## Assignment
With all pictures excluded, restate the records that follow exactly as written.

## Given records
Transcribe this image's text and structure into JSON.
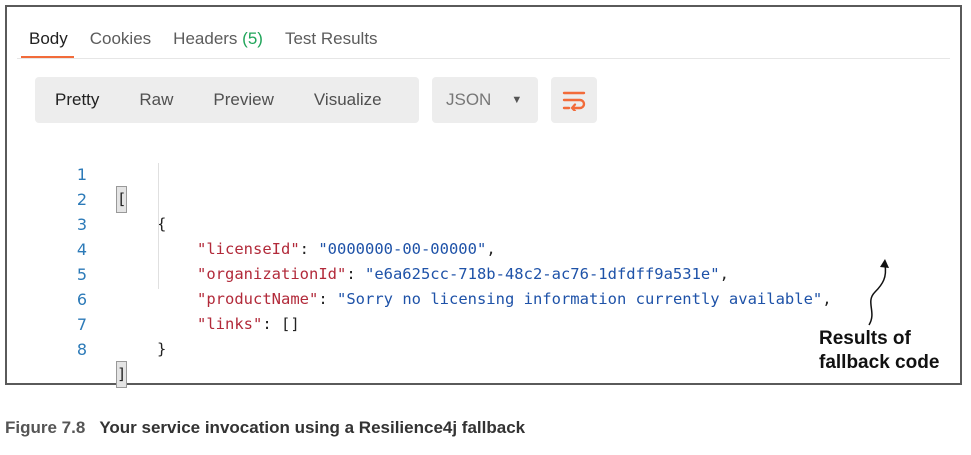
{
  "tabs": [
    {
      "label": "Body"
    },
    {
      "label": "Cookies"
    },
    {
      "label": "Headers",
      "count": "(5)"
    },
    {
      "label": "Test Results"
    }
  ],
  "format_buttons": [
    "Pretty",
    "Raw",
    "Preview",
    "Visualize"
  ],
  "language_select": {
    "value": "JSON"
  },
  "icons": {
    "wrap": "wrap-lines-icon",
    "caret": "chevron-down-icon"
  },
  "colors": {
    "accent": "#f26b3a",
    "count": "#20a55a",
    "key": "#b22a3a",
    "string": "#1e52a8",
    "line_number": "#2c7ab8"
  },
  "code_lines": [
    {
      "n": "1",
      "t": "["
    },
    {
      "n": "2",
      "t": "{"
    },
    {
      "n": "3",
      "k": "\"licenseId\"",
      "sep": ": ",
      "v": "\"0000000-00-00000\"",
      "end": ","
    },
    {
      "n": "4",
      "k": "\"organizationId\"",
      "sep": ": ",
      "v": "\"e6a625cc-718b-48c2-ac76-1dfdff9a531e\"",
      "end": ","
    },
    {
      "n": "5",
      "k": "\"productName\"",
      "sep": ": ",
      "v": "\"Sorry no licensing information currently available\"",
      "end": ","
    },
    {
      "n": "6",
      "k": "\"links\"",
      "sep": ": ",
      "v": "[]",
      "end": ""
    },
    {
      "n": "7",
      "t": "}"
    },
    {
      "n": "8",
      "t": "]"
    }
  ],
  "annotation": {
    "line1": "Results of",
    "line2": "fallback code"
  },
  "caption": {
    "number": "Figure 7.8",
    "text": "Your service invocation using a Resilience4j fallback"
  }
}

## Exercise output
Transcribe this image's text and structure into JSON.
{
  "tabs": [
    {
      "label": "Body"
    },
    {
      "label": "Cookies"
    },
    {
      "label": "Headers",
      "count": "(5)"
    },
    {
      "label": "Test Results"
    }
  ],
  "format_buttons": [
    "Pretty",
    "Raw",
    "Preview",
    "Visualize"
  ],
  "language_select": {
    "value": "JSON"
  },
  "icons": {
    "wrap": "wrap-lines-icon",
    "caret": "chevron-down-icon"
  },
  "colors": {
    "accent": "#f26b3a",
    "count": "#20a55a",
    "key": "#b22a3a",
    "string": "#1e52a8",
    "line_number": "#2c7ab8"
  },
  "code_lines": [
    {
      "n": "1",
      "t": "["
    },
    {
      "n": "2",
      "t": "{"
    },
    {
      "n": "3",
      "k": "\"licenseId\"",
      "sep": ": ",
      "v": "\"0000000-00-00000\"",
      "end": ","
    },
    {
      "n": "4",
      "k": "\"organizationId\"",
      "sep": ": ",
      "v": "\"e6a625cc-718b-48c2-ac76-1dfdff9a531e\"",
      "end": ","
    },
    {
      "n": "5",
      "k": "\"productName\"",
      "sep": ": ",
      "v": "\"Sorry no licensing information currently available\"",
      "end": ","
    },
    {
      "n": "6",
      "k": "\"links\"",
      "sep": ": ",
      "v": "[]",
      "end": ""
    },
    {
      "n": "7",
      "t": "}"
    },
    {
      "n": "8",
      "t": "]"
    }
  ],
  "annotation": {
    "line1": "Results of",
    "line2": "fallback code"
  },
  "caption": {
    "number": "Figure 7.8",
    "text": "Your service invocation using a Resilience4j fallback"
  }
}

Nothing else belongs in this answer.